Despite checking and rechecking an exhaustive race day checklist (and visualizing a successful race beforehand), you will definitely forget about these 10 things going into your next triathlon. When it happens, smile, laugh it off and just keep swimming—or cycling or running.
To Pack Lube2 of 11
While it may seem harmless, chafing (like paper cuts) can be exceptionally painful. Once you get a hot spot, your form will naturally change to alleviate the rubbing, and your splits will suffer for it. Save yourself added discomfort by making Body Glide a must-have. Apply liberally—there's no such thing as too much lube.
To Take Care of Business3 of 11
There is nothing more hectic than race morning. From the early wake up call, to finding parking and setting up transition, it's easy for a routine to be derailed. Make sure to arrive early to the venue to give your body time to take care of business. You don't want to be the triathlete who needs to go No. 2 in T2. #poopjoke
To Charge Your Gadgets4 of 11
If you haven't tried Shimano's not-so-new electronic groupsets, you should. Not only are they accurate and reliable, but they shift flawlessly and work intuitively. Don't forget though, you need to make sure your bike is charged before you rack it the day before. It may sound weird to the mechanical diehards, but remember your charger and plan for a few hours of "refueling" when you arrive to the hotel.
To Take Off Your Helmet5 of 11
A triathlon rite of passage, it's almost guaranteed you'll tear out of T2 at some point in your triathlon career, only to remember you still have your helmet on. It's easy for it to happen in the blur of the moment, but it's embarrassing nonetheless. Expect some spectator heckling to go along with your few lost seconds.
Where Your Bike Is6 of 11
Sometimes it can be tough to locate your bike in T1, especially in large races like IRONMAN,. Pro Tip: Look for landmarks around your bike like a promotional banner or light post. Not only will this save precious seconds (and effort) in your race, but you won't run around panicked in front of your friends and family.
To Pack Salt Tablets7 of 11
It's pretty much impossible to save your race once a bad cramp hits. They're small, weigh nothing and are often forgotten, but salt tablets can make or break your race—especially in long-distance efforts. Save yourself a headache and pack salt tablets in your swim, bike, run and special needs bags.
To Clean Your Bike8 of 11
It's a safe bet that the hotel staff isn't going to be happy finding chain lube and grease on their white bath towels. Don't forget to bring supplies to prep your drivetrain before the race—this includes some disposable shop rags (a.k.a. old T-shirts) to clean the chain.

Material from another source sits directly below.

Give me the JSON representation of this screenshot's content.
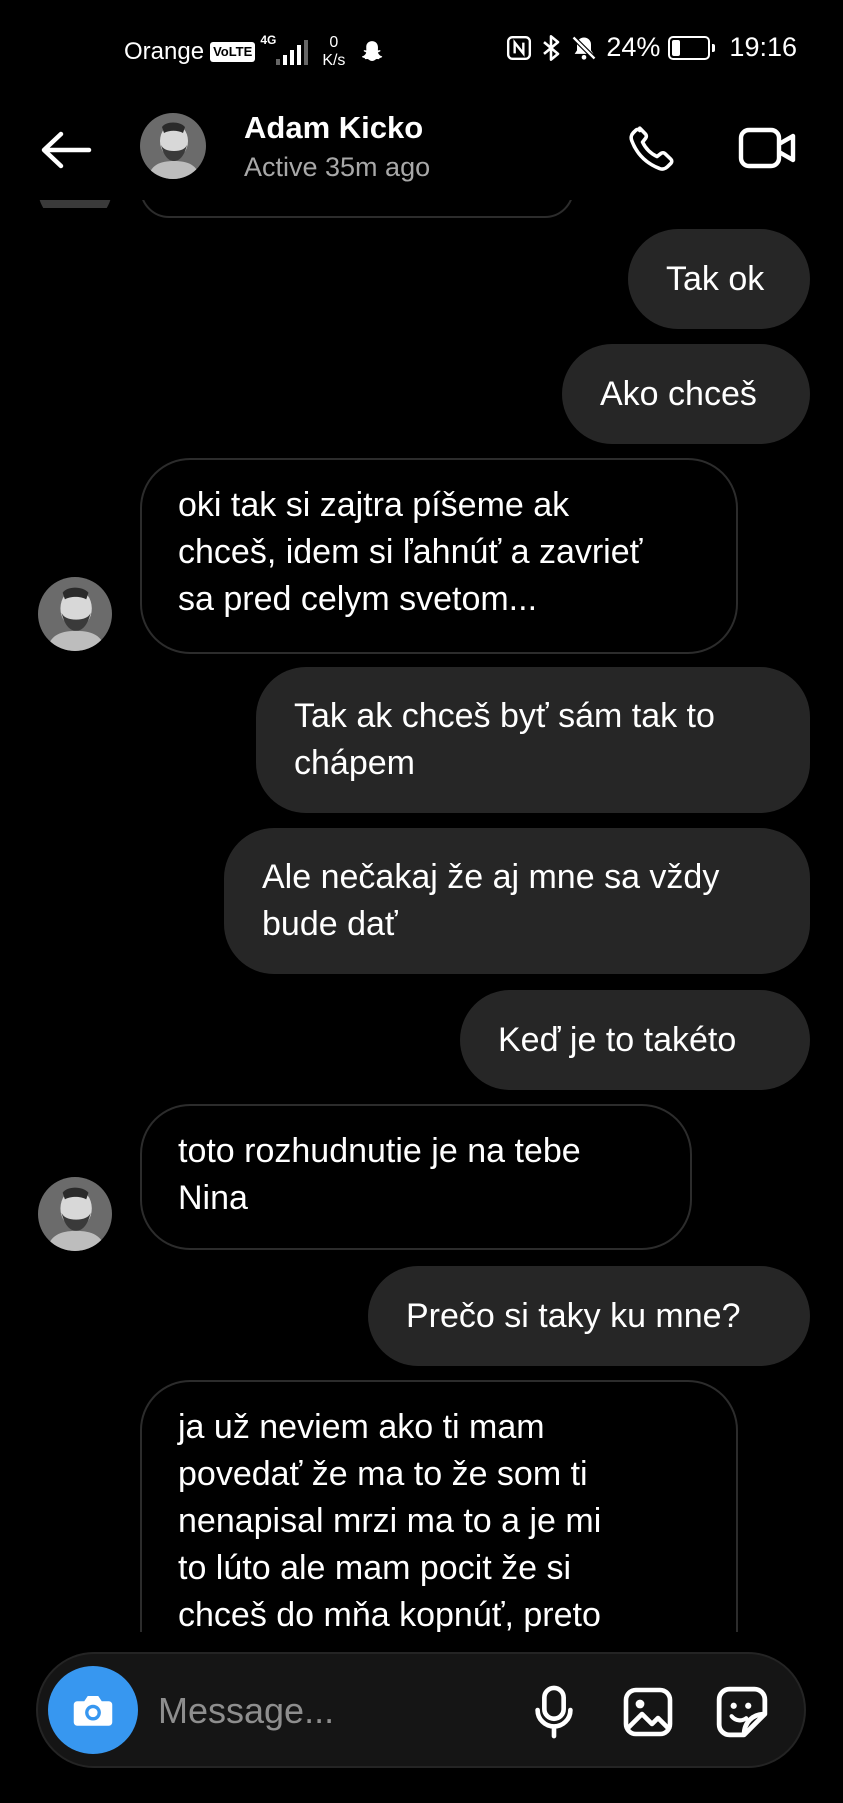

To Bring Flat Kits9 of 11
While some triathlons offer neutral support on the bike course, it may be a while before they get to you when you're stranded on the side of the road. Sacrifice the extra grams and bring a spare tube and CO2 cartridge so you can fix a flat yourself. We hope you won't need to use it, but it'll bring great peace of mind while out on the course.
To Thank Your Sherpa10 of 11
While the race itself is an individual effort, triathlon is really a team sport. It's likely your family or significant other helped you pack for the race, drove you around all weekend and woke up early to put sunscreen on your shoulders. Don't forget to say thank you to your sherpas who put in a long day and get none of the glory or recognition.
To Take a Deep Breath11 of 11
It's the calm before the storm. The night before the race is not the time to panic and get stressed out. You've put the hard hours in—executing is all that's left. It may be tempting to wander the expo or explore the town, but it's best to eat a good meal and spend the day with your feet up, relaxing. Don't forget to take a deep breath, visualize your race and enjoy the moment. You've earned it.